### Problem statement
Your response should be every line from the entries that includes the string "Amplifier".

### Data for this task
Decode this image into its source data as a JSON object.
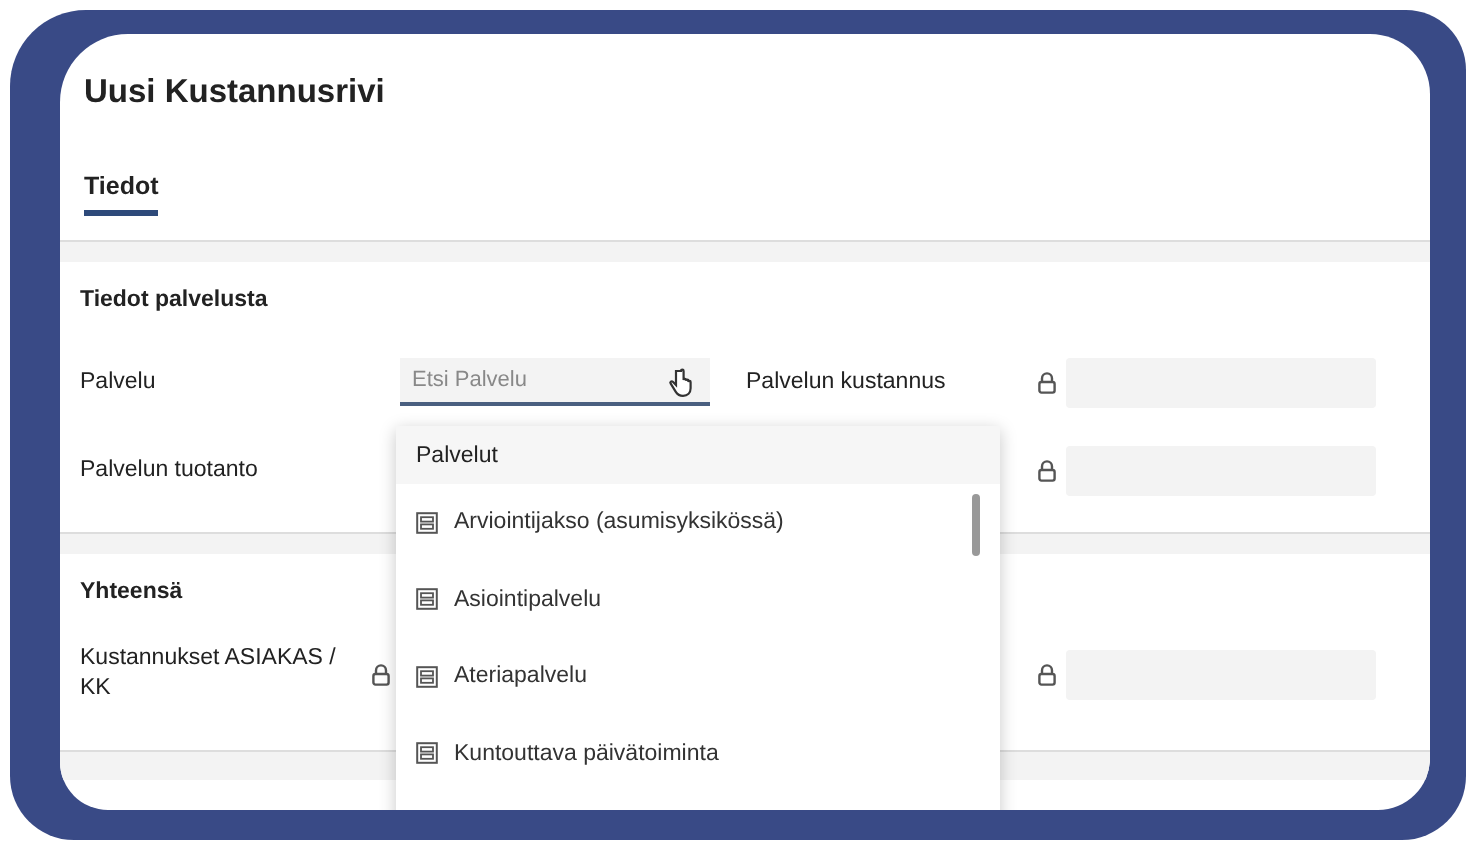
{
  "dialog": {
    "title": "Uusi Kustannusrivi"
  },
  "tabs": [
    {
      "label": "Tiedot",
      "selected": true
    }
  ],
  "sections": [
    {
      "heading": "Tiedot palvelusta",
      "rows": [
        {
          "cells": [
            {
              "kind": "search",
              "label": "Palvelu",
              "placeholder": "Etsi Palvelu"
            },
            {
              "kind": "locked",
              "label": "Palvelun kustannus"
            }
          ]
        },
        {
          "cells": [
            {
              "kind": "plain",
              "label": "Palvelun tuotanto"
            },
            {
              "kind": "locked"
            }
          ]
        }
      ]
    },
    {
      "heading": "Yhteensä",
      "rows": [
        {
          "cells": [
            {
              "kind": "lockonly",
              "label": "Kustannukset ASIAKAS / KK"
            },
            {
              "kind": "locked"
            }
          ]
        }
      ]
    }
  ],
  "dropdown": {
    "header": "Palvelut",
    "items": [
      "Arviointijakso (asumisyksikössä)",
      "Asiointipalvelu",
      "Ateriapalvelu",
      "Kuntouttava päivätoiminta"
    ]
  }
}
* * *
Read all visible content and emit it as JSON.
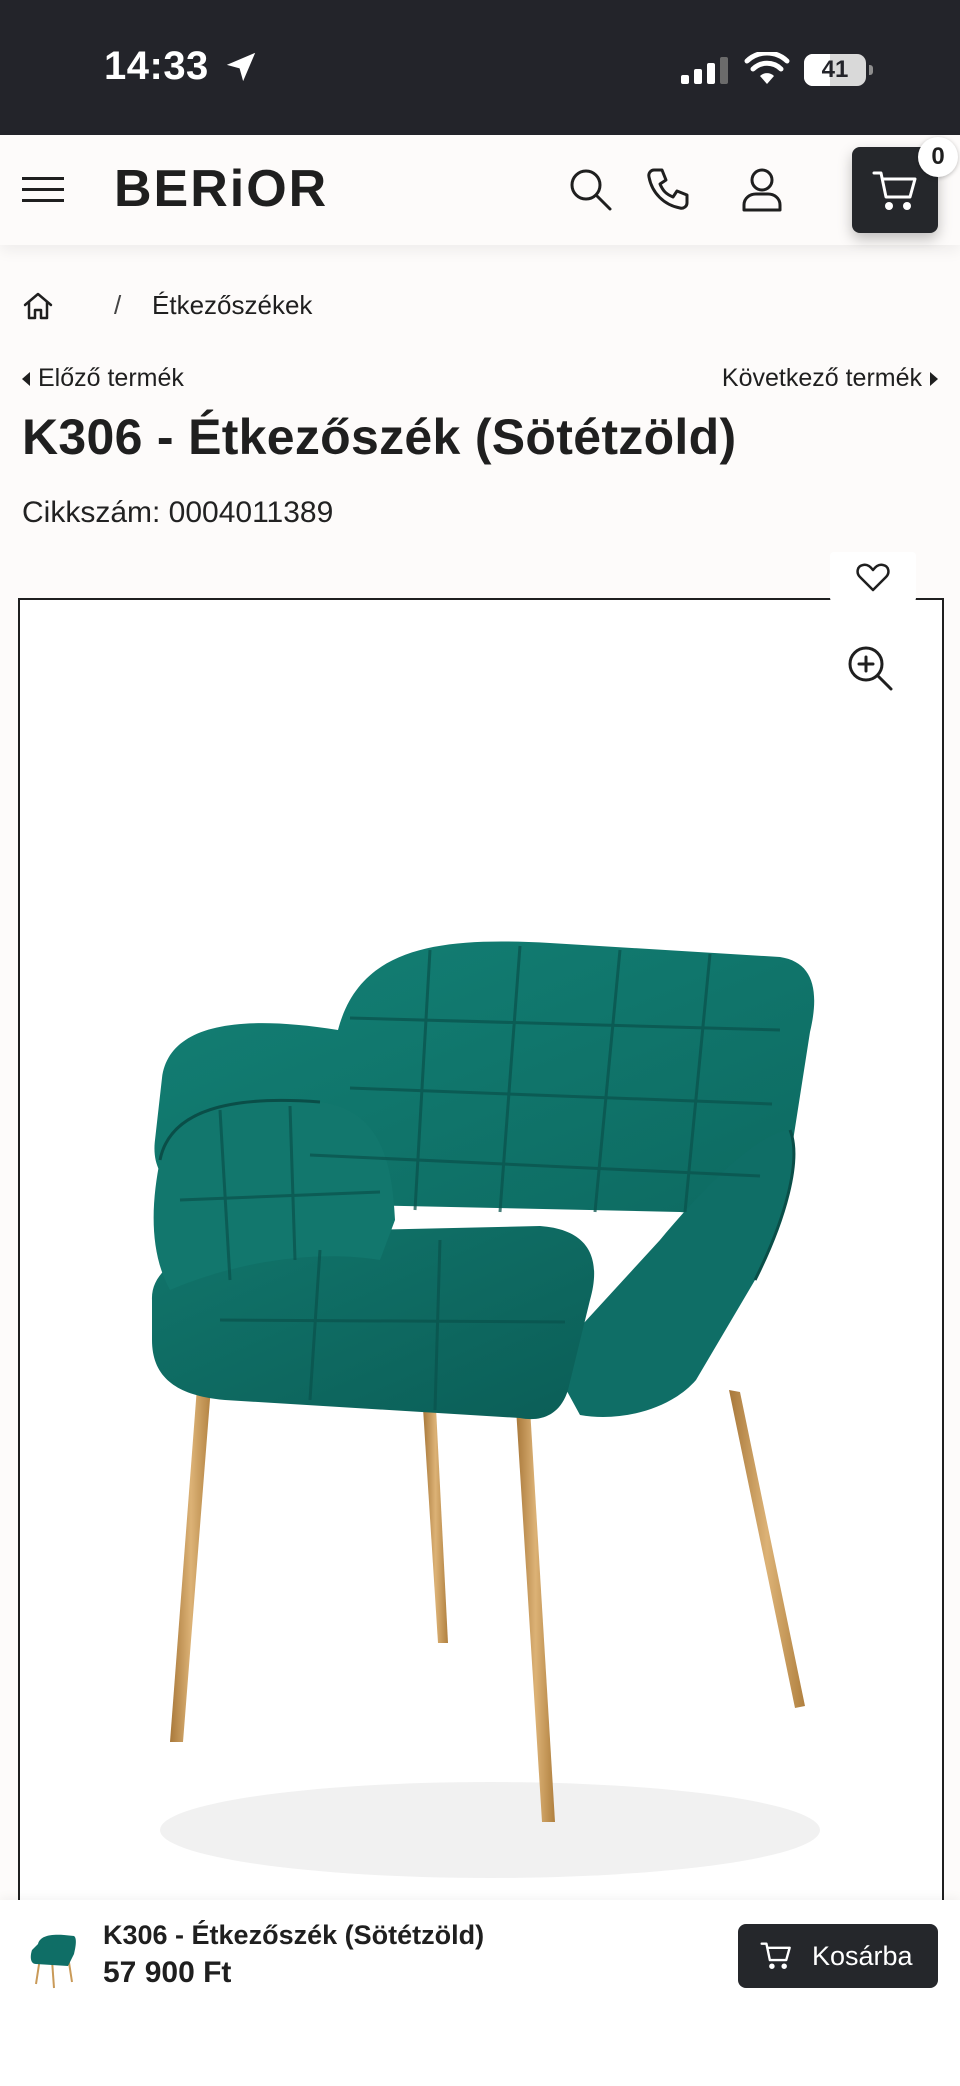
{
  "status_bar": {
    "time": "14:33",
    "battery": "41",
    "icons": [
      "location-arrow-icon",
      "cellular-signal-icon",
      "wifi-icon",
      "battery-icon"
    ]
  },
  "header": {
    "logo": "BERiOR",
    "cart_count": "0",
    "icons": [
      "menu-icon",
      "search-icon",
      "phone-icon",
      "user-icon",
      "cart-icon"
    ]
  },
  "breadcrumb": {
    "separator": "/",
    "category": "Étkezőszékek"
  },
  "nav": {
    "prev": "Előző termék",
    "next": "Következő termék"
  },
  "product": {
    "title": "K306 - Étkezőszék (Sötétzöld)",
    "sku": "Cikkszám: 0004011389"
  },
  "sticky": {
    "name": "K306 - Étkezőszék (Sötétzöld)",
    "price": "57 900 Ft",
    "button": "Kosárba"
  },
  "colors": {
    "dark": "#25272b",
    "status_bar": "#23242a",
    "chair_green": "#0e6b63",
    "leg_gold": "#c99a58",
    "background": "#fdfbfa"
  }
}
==
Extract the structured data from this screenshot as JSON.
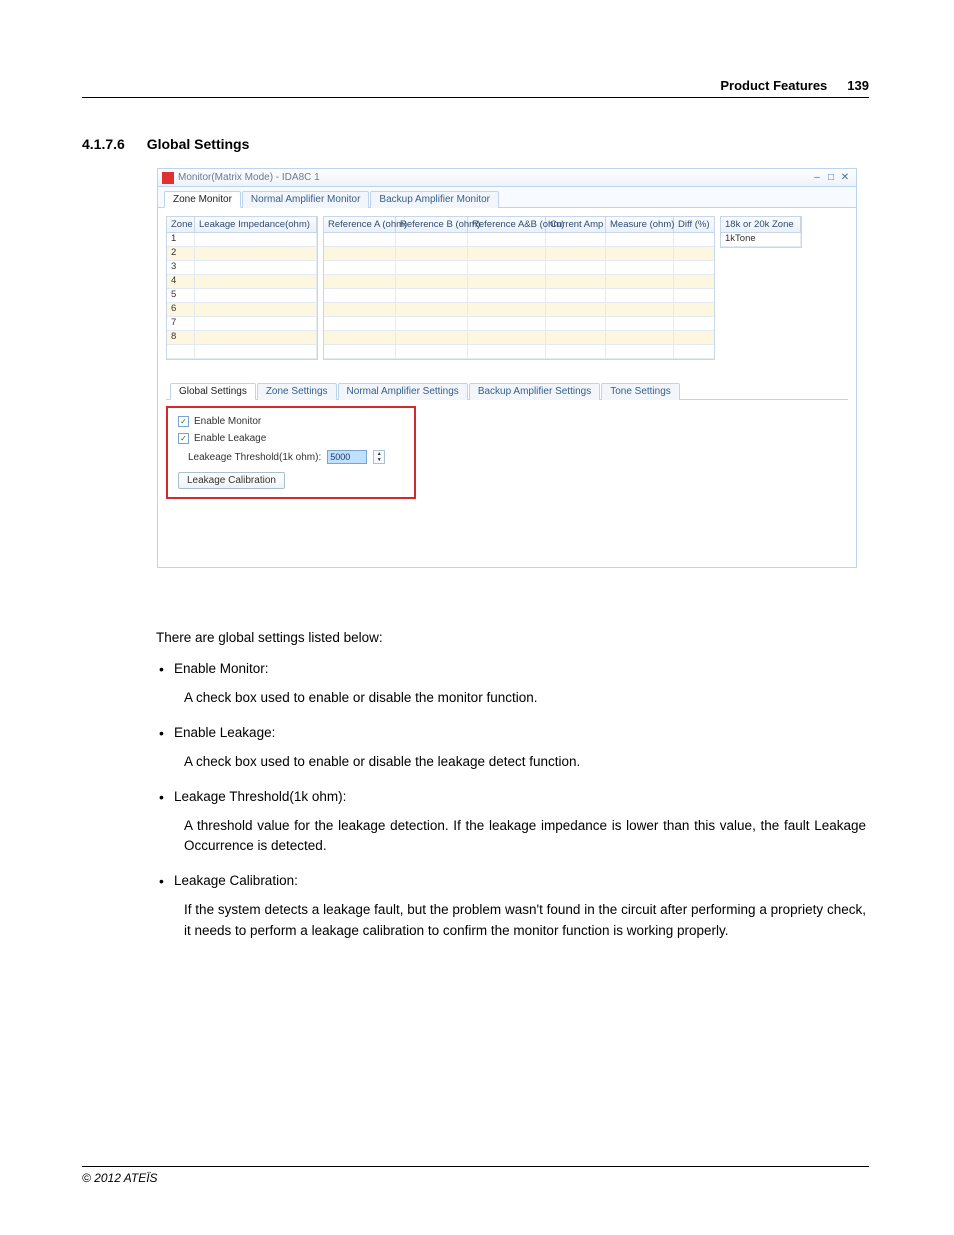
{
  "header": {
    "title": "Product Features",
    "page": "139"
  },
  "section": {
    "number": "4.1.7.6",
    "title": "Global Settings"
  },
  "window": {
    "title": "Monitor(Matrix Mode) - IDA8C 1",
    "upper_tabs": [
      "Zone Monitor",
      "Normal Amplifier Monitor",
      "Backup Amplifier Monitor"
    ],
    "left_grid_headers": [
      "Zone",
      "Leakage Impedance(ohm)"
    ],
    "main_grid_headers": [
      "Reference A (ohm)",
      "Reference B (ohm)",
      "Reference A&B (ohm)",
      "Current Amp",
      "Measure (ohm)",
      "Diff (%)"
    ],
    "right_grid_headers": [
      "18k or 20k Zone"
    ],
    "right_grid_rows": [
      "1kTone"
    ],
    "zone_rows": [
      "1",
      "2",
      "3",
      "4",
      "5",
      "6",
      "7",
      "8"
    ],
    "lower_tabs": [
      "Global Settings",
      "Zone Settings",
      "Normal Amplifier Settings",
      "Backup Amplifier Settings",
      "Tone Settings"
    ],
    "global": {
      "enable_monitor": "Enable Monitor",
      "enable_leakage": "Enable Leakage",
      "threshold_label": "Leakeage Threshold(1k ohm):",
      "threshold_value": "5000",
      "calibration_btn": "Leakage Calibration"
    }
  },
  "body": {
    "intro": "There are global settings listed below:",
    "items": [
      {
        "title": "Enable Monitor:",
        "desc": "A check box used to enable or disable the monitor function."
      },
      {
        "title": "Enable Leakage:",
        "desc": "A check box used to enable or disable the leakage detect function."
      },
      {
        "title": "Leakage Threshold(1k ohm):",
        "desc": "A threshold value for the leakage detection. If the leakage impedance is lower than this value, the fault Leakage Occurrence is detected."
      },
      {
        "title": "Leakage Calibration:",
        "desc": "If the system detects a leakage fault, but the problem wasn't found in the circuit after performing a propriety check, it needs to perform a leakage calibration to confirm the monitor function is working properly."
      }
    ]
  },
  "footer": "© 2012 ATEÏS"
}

### Completed exercise
      "Normal Amplifier Monitor",
      "Backup Amplifier Monitor"
      "Normal Amplifier Settings",
      "Backup Amplifier Settings",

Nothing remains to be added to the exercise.